Could This Be the Food-Waste Diet America Needs?

By this point, you’ve probably heard about the problem: The United States wastes a huge amount of food, as much as $165 billion worth of it every year, or 40 percent of what is produced. In recent years, the issue has received increased attention from environmentalists, the media, and even President Obama, who set a goal to cut food waste in half by 2030.

The question, however, is how do we get there? Some countries, such as Denmark, have made great strides—but there are deep-seated business practices and cultural attitudes toward food in the U.S. that make eating anything that could be categorized as trash, for example, difficult to sell.

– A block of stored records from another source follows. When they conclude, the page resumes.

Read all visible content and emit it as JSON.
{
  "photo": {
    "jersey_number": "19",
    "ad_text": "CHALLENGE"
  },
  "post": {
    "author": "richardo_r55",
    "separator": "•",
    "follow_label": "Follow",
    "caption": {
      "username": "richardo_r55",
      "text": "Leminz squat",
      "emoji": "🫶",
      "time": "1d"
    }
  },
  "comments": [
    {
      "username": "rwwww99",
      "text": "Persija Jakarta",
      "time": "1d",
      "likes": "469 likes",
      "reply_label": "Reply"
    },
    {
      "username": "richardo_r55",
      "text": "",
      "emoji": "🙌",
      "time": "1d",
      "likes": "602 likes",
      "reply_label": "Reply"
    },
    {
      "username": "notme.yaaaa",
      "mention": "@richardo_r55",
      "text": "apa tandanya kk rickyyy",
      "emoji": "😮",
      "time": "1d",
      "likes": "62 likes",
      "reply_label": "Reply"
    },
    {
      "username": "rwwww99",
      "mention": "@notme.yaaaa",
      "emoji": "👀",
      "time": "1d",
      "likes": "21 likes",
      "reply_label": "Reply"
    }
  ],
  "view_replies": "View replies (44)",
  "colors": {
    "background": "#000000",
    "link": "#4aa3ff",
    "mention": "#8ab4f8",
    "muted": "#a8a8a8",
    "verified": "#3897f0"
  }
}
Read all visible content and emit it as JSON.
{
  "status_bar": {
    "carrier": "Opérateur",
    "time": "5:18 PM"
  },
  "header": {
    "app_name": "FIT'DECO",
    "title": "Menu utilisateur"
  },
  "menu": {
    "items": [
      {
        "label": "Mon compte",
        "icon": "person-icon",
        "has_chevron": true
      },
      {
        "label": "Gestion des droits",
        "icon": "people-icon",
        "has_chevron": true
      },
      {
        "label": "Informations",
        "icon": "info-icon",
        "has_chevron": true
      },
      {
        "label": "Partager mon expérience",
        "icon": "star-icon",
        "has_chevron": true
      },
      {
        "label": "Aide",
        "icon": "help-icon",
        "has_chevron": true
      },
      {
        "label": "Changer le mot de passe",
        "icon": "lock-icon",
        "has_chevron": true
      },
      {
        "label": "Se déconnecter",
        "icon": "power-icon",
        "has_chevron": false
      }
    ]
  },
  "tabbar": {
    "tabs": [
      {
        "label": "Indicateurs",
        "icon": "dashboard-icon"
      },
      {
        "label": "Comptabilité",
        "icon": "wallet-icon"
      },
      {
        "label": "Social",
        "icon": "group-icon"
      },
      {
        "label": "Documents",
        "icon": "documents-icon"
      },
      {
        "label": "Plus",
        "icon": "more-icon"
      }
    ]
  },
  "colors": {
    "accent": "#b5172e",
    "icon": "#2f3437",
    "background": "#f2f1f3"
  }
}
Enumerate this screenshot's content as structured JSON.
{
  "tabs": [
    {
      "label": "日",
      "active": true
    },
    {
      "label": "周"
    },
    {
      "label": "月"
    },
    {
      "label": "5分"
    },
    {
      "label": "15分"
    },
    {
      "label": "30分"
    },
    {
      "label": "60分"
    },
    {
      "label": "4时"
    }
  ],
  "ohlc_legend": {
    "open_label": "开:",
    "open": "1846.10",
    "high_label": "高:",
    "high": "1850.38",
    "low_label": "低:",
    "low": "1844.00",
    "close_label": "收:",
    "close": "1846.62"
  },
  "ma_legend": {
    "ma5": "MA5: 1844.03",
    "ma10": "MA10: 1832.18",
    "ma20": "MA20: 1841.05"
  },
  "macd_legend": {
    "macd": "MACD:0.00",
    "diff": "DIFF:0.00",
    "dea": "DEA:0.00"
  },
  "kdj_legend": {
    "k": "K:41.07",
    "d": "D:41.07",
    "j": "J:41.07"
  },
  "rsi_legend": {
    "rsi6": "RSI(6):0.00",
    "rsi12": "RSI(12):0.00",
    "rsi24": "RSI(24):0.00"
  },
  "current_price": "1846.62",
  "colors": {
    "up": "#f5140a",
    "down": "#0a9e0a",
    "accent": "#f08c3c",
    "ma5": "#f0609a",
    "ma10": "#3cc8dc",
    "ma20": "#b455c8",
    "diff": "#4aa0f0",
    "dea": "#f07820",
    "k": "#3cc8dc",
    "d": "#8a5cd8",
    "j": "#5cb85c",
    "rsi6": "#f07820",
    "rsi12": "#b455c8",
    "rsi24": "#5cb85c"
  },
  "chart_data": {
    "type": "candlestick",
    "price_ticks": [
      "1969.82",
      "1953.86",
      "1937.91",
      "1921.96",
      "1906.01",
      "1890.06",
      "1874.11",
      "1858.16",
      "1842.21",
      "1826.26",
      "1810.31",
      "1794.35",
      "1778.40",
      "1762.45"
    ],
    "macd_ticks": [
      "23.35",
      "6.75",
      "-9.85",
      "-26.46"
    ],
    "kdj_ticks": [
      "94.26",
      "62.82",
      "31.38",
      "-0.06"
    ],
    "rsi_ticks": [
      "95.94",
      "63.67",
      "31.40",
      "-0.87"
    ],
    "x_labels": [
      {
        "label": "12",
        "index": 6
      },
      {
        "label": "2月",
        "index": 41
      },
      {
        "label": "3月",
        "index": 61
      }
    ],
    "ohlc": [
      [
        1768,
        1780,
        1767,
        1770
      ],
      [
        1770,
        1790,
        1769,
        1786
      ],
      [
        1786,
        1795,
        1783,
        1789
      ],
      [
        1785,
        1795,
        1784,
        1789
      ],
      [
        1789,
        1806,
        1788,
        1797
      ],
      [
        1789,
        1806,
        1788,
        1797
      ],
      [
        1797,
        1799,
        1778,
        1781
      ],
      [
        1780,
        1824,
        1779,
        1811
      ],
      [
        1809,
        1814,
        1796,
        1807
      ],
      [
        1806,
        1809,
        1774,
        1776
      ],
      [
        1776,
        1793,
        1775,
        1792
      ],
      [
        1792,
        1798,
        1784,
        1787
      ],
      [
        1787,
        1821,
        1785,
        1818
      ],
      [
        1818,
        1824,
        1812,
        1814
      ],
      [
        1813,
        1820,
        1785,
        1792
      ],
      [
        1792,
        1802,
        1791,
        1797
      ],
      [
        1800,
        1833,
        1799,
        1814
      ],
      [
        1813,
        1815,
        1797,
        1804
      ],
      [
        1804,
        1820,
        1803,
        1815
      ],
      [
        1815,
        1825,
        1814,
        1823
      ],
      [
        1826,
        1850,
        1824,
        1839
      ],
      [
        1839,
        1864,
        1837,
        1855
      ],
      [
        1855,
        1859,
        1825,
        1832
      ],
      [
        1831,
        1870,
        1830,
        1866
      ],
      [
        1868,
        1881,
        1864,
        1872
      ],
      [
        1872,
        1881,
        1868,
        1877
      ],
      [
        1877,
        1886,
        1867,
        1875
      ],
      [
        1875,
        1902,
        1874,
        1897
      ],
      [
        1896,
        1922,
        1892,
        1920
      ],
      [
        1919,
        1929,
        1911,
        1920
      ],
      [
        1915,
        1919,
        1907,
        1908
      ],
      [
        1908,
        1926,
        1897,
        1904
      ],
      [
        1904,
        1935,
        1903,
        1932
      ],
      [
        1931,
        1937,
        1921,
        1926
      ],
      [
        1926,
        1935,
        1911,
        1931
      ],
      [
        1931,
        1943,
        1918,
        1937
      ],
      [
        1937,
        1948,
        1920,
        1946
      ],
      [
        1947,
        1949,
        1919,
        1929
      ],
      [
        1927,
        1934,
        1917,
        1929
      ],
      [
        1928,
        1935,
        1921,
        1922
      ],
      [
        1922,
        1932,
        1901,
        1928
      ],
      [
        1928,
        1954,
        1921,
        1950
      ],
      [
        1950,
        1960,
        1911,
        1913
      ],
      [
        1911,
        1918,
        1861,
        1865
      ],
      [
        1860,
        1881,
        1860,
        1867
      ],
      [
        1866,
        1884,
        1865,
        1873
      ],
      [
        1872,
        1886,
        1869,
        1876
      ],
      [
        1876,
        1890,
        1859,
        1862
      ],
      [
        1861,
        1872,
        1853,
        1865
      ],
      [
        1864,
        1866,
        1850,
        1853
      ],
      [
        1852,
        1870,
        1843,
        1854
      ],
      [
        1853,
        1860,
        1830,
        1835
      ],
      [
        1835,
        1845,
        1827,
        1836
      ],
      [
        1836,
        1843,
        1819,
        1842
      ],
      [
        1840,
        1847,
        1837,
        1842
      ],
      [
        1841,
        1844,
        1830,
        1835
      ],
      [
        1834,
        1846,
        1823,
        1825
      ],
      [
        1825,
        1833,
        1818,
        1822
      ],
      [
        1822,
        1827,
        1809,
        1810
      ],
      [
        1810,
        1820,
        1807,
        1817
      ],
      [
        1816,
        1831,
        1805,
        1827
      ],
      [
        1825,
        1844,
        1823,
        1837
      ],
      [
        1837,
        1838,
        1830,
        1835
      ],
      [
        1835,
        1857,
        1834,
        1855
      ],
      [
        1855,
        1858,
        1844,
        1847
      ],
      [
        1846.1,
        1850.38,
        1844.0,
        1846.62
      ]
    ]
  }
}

Now, a new report published by the coalition of business, public health, and environmental groups called ReFED is proposing a food-waste diet for the country. The ambitious proposal would cut waste by 20 percent over a decade—and save consumers $6 billion annually. ReFED lays out 27 solutions across the food chain, which would result in 1.8 billion meals recovered and 1.6 trillion gallons of water saved. The various means of conservation are wide ranging—from packaging innovations to changes in the cold chain—but the Food Recovery Hierarchy prioritizes prevention first, followed by recovery, and finally recycling. In other words, the goal is not to compost all of the $218 billion worth of food thrown away in the U.S. annually—it’s to have drastically less food that needs to be recycled in some manner.

Read the full article at